Pardon me, but that's how the scientific method works! A scientist first develops a hypothesis based on observations, then gathers more data based on experimentation or other valid means. That data then either supports the hypothesis, causes the hypothesis to be changed, or causes it to be discarded. After sufficient testing, the hypothesis becomes a theory. But even once it's a officially a theory, new data can still have exactly the same effect on it; upholding, modifying, or destroying the theory.

For example, Einstein's discoveries modified some of Newton's theories even though they had stood for centuries and are still close enough to be useful today.

In the scientific realm, any theory is always open to being revised or discarded should new discoveries make such a move necessary.

So why are you arguing against the scientific method?

Anonymous said...

For Luke. An excellent summary of the import of the 6 pointed Star.

Study the Western Mystery Tradition for more.

While the New Testament is a 'nice' book, it appears to have created a herd of Lambs fit only for shearing and slaughter at the will of the other.

I suspect that your Jesus would not have advocated War against the other for this "Israel" as the foundations of Israel were to be constructed of the immutable Truth and not Lies and the Blood and Bones of innocent others.

Anonymous said...

Luke as usual twists things round to make the opponents' (scientific) arguments seem like his own and then accuse the opponent of promtoting the opposite view - a perverse but very common tactic of creationists.

Anonymous said...

I note Luke has never denied being a Creationist!! So we really needn't bother to wade through any more of his prolixity, or bore ourselves with the specious links!

Use the Name, Luke said...

we really needn't bother to wade through any more of his prolixity, or bore ourselves with the specious links!

Gee, whatever happened to, "The frequently provided views of our apparently "resident religious historian" (Luke) should also be subjected to normal careful analysis"? This is precisely the kind of extreme skepticism, prejudice, and bigotry I described in the 5:35 AM comment. It's not rational analysis. It's certainly not applying the scientific method.
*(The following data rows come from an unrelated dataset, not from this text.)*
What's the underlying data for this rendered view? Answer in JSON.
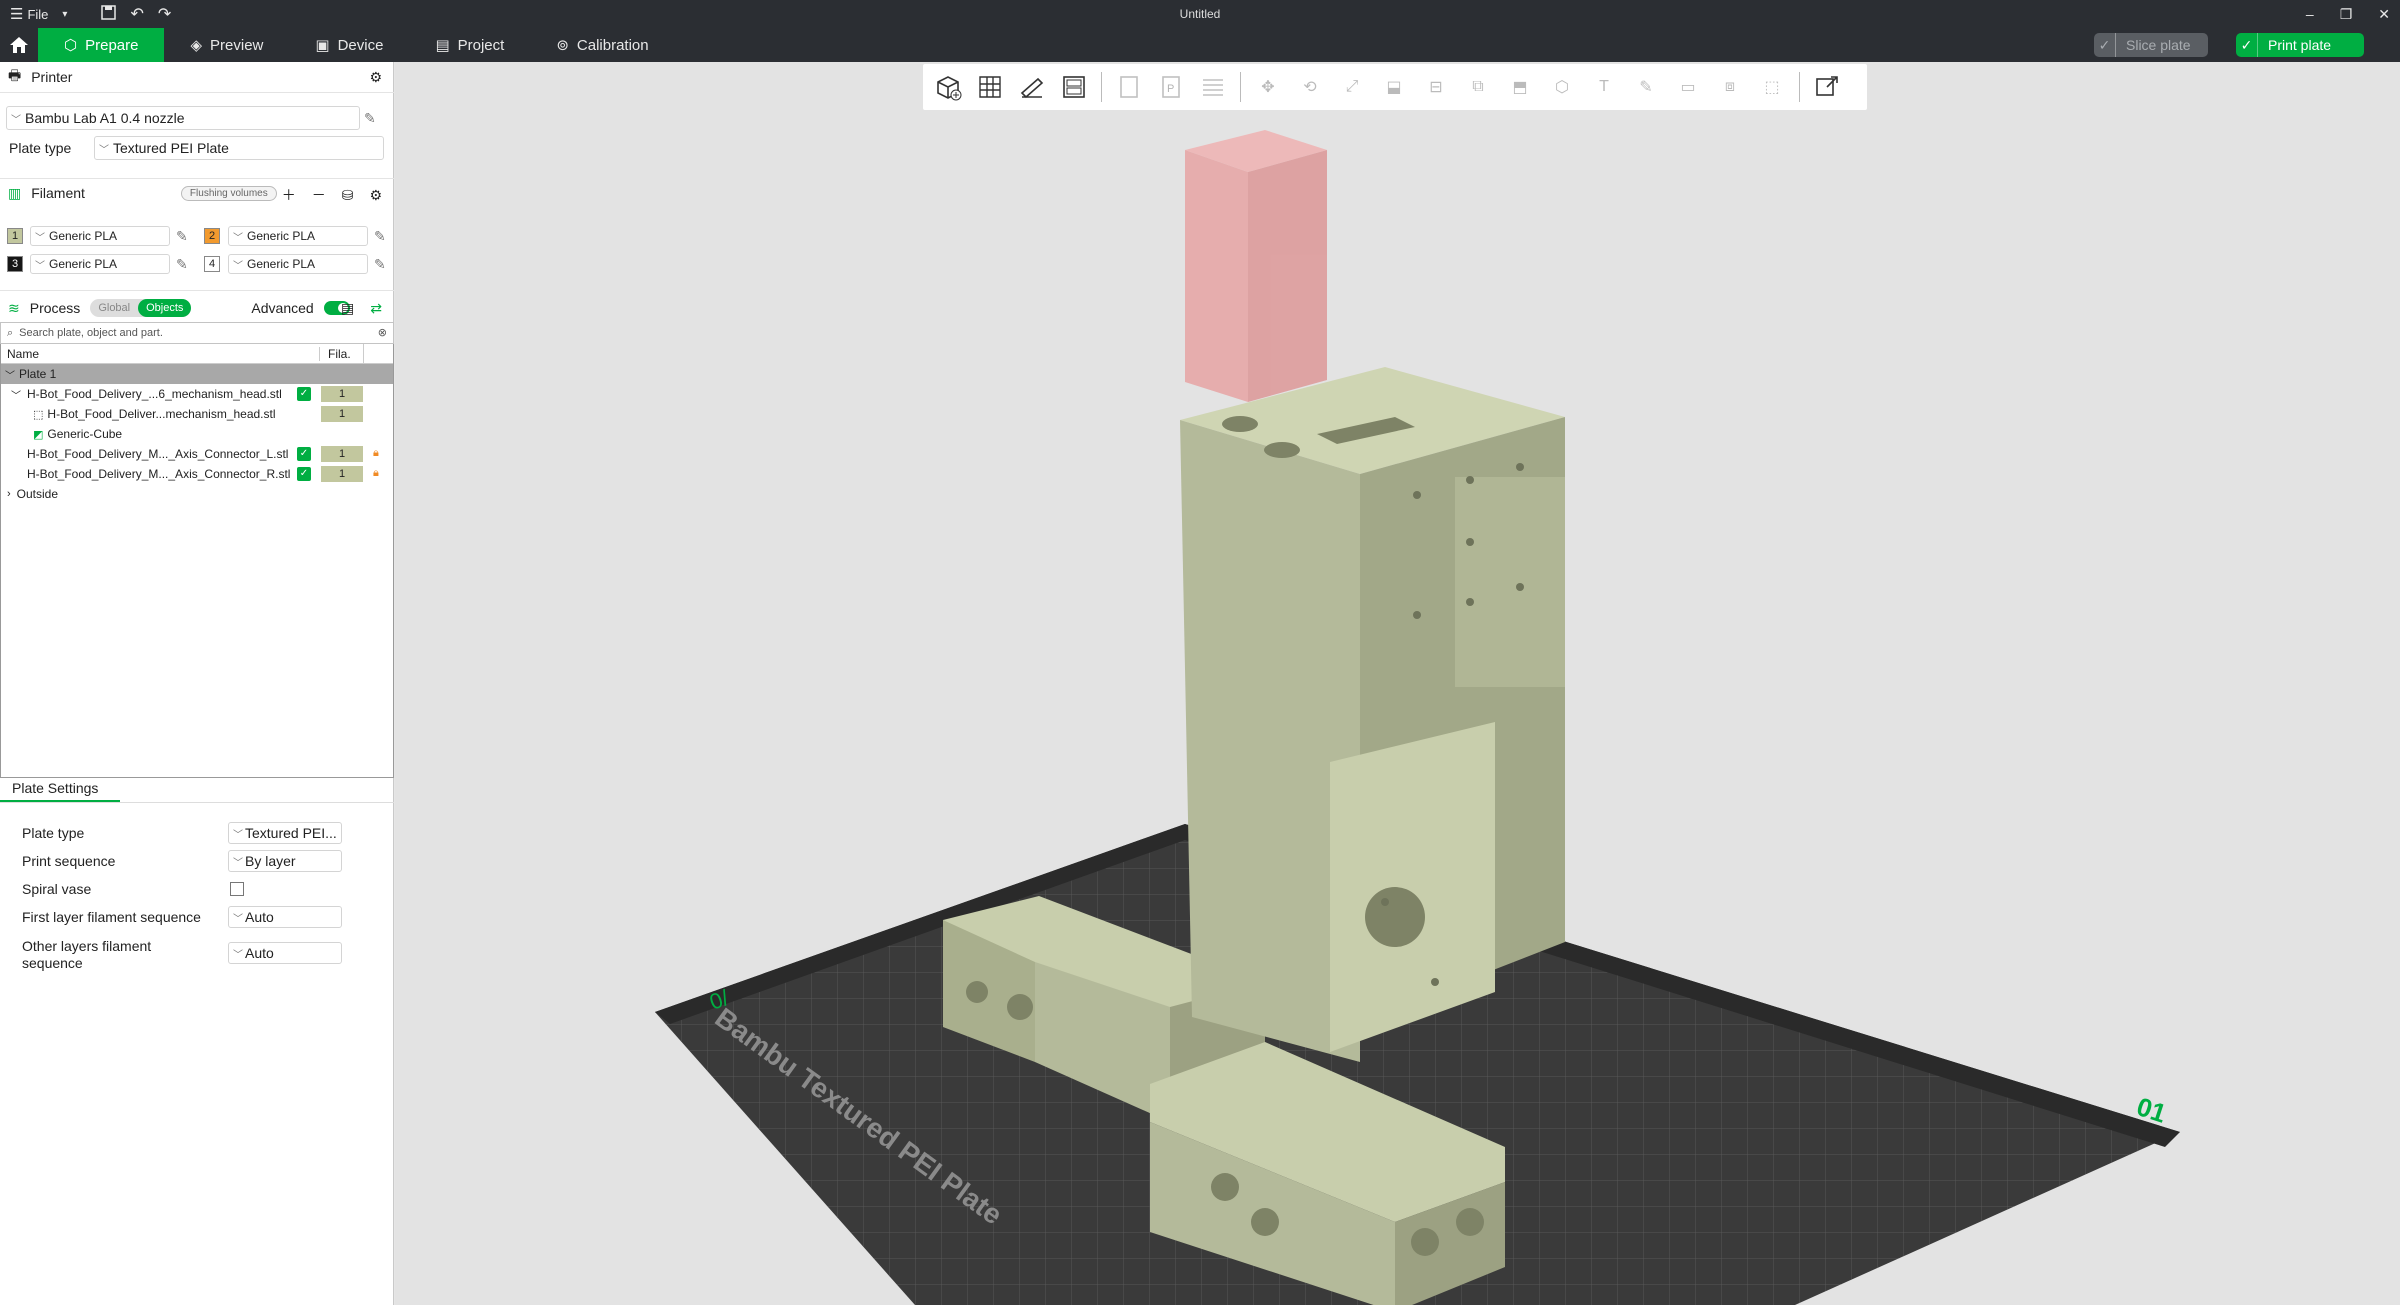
{
  "titlebar": {
    "file_label": "File",
    "title": "Untitled"
  },
  "menubar": {
    "tabs": [
      {
        "label": "Prepare",
        "icon": "prepare-cube-icon"
      },
      {
        "label": "Preview",
        "icon": "preview-layers-icon"
      },
      {
        "label": "Device",
        "icon": "device-icon"
      },
      {
        "label": "Project",
        "icon": "project-icon"
      },
      {
        "label": "Calibration",
        "icon": "calibration-icon"
      }
    ],
    "slice_label": "Slice plate",
    "print_label": "Print plate"
  },
  "printer": {
    "header": "Printer",
    "selected": "Bambu Lab A1 0.4 nozzle",
    "plate_type_label": "Plate type",
    "plate_type_value": "Textured PEI Plate"
  },
  "filament": {
    "header": "Filament",
    "flushing_label": "Flushing volumes",
    "slots": [
      {
        "num": "1",
        "name": "Generic PLA",
        "color": "#c2c79e"
      },
      {
        "num": "2",
        "name": "Generic PLA",
        "color": "#f29a2e"
      },
      {
        "num": "3",
        "name": "Generic PLA",
        "color": "#161616"
      },
      {
        "num": "4",
        "name": "Generic PLA",
        "color": "#ffffff"
      }
    ]
  },
  "process": {
    "header": "Process",
    "global_label": "Global",
    "objects_label": "Objects",
    "advanced_label": "Advanced"
  },
  "objects": {
    "search_placeholder": "Search plate, object and part.",
    "col_name": "Name",
    "col_fila": "Fila.",
    "plate": "Plate 1",
    "rows": [
      {
        "name": "H-Bot_Food_Delivery_...6_mechanism_head.stl",
        "fila": "1"
      },
      {
        "name": "H-Bot_Food_Deliver...mechanism_head.stl",
        "fila": "1"
      },
      {
        "name": "Generic-Cube"
      },
      {
        "name": "H-Bot_Food_Delivery_M..._Axis_Connector_L.stl",
        "fila": "1"
      },
      {
        "name": "H-Bot_Food_Delivery_M..._Axis_Connector_R.stl",
        "fila": "1"
      }
    ],
    "outside": "Outside"
  },
  "plate_settings": {
    "title": "Plate Settings",
    "plate_type_label": "Plate type",
    "plate_type_value": "Textured PEI...",
    "print_sequence_label": "Print sequence",
    "print_sequence_value": "By layer",
    "spiral_vase_label": "Spiral vase",
    "first_layer_label": "First layer filament sequence",
    "first_layer_value": "Auto",
    "other_layers_label_1": "Other layers filament",
    "other_layers_label_2": "sequence",
    "other_layers_value": "Auto"
  },
  "viewport": {
    "bed_label": "Bambu Textured PEI Plate",
    "plate_number": "01",
    "bed_color": "#3a3a3a",
    "model_color": "#b4ba9a",
    "cube_color": "#e89999"
  },
  "theme": {
    "accent": "#00ae42",
    "bar_bg": "#2b2e33"
  }
}
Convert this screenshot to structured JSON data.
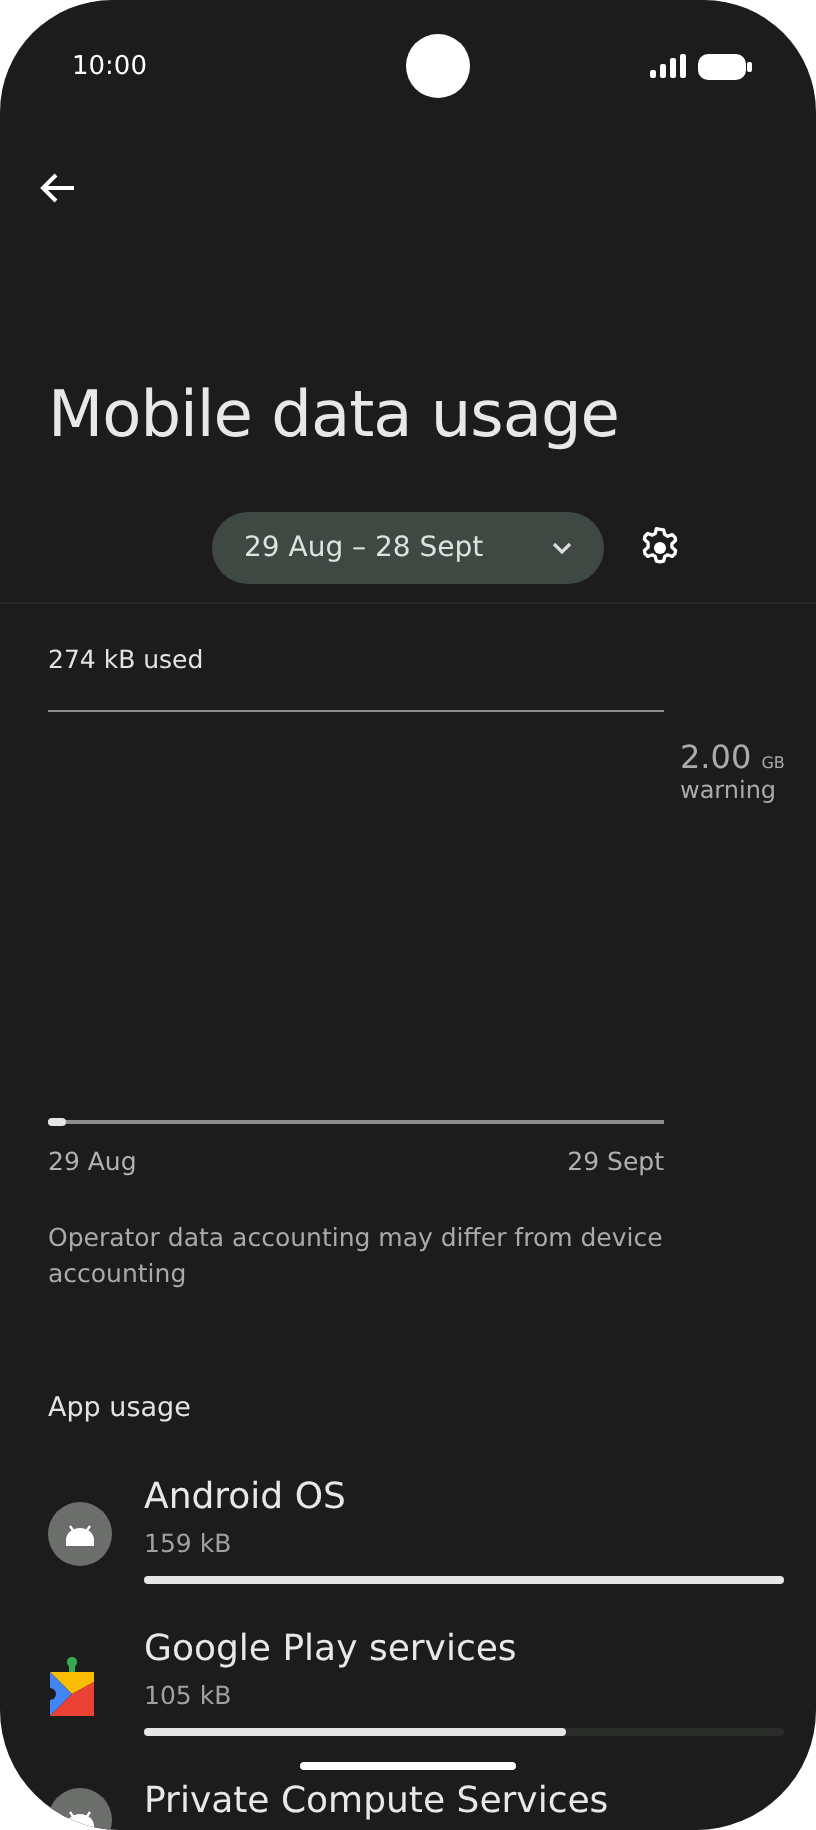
{
  "status_bar": {
    "time": "10:00"
  },
  "title": "Mobile data usage",
  "date_range": {
    "label": "29 Aug – 28 Sept"
  },
  "usage": {
    "used": "274 kB used",
    "warning_value": "2.00",
    "warning_unit": "GB",
    "warning_label": "warning",
    "level": 0.03,
    "start": "29 Aug",
    "end": "29 Sept"
  },
  "note": "Operator data accounting may differ from device accounting",
  "section": "App usage",
  "apps": [
    {
      "kind": "android",
      "name": "Android OS",
      "size": "159 kB",
      "level": 1.0
    },
    {
      "kind": "play",
      "name": "Google Play services",
      "size": "105 kB",
      "level": 0.66
    },
    {
      "kind": "android",
      "name": "Private Compute Services"
    }
  ]
}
Anonymous said...

Luke's comments become even more weird. Now he's promoting the scientific process about evidence before conclusion, yet his religious views promote the conclusion before the evidence (ie. trying to shoehorn or distort scientific evidence to fit pre-conceived religious notions).
The Creationists have a totally literal interpretation of ancient literature that's ended up in some edited translation in Luke's version of the Bible (whatever one that it) - albeit that the authors of the biblical texts in question may well have been using allegorical or poetic language all or most of the time.

Use the Name, Luke said...

Somebody please help me out here.

4:18's responses are bizarrely disconnected from my arguments. He seems to be claiming that I'm wrong because I'm not arguing for the position I am arguing for. Or something…

Am I somehow being unclear about my position? (Check all the evidence honestly. Rejecting evidence because you don't like the conclusion it leads to is dishonest.) Could Blogger be putting my comments through a really, really bad English—>Chinese—>Navaho—>English translator? Did a Babel Fish get caught in a Cone of Silence leading to a total breakdown of meaning in the Universe? Something else?

One thing is clear, if 4:18's "monkey chattering into Dragon Dictate" responses are what it takes to be an atheist, my case for theism is only getting stronger.

Anonymous said...

I'm not surprised Luke is confused, having such a self-contradictory religion!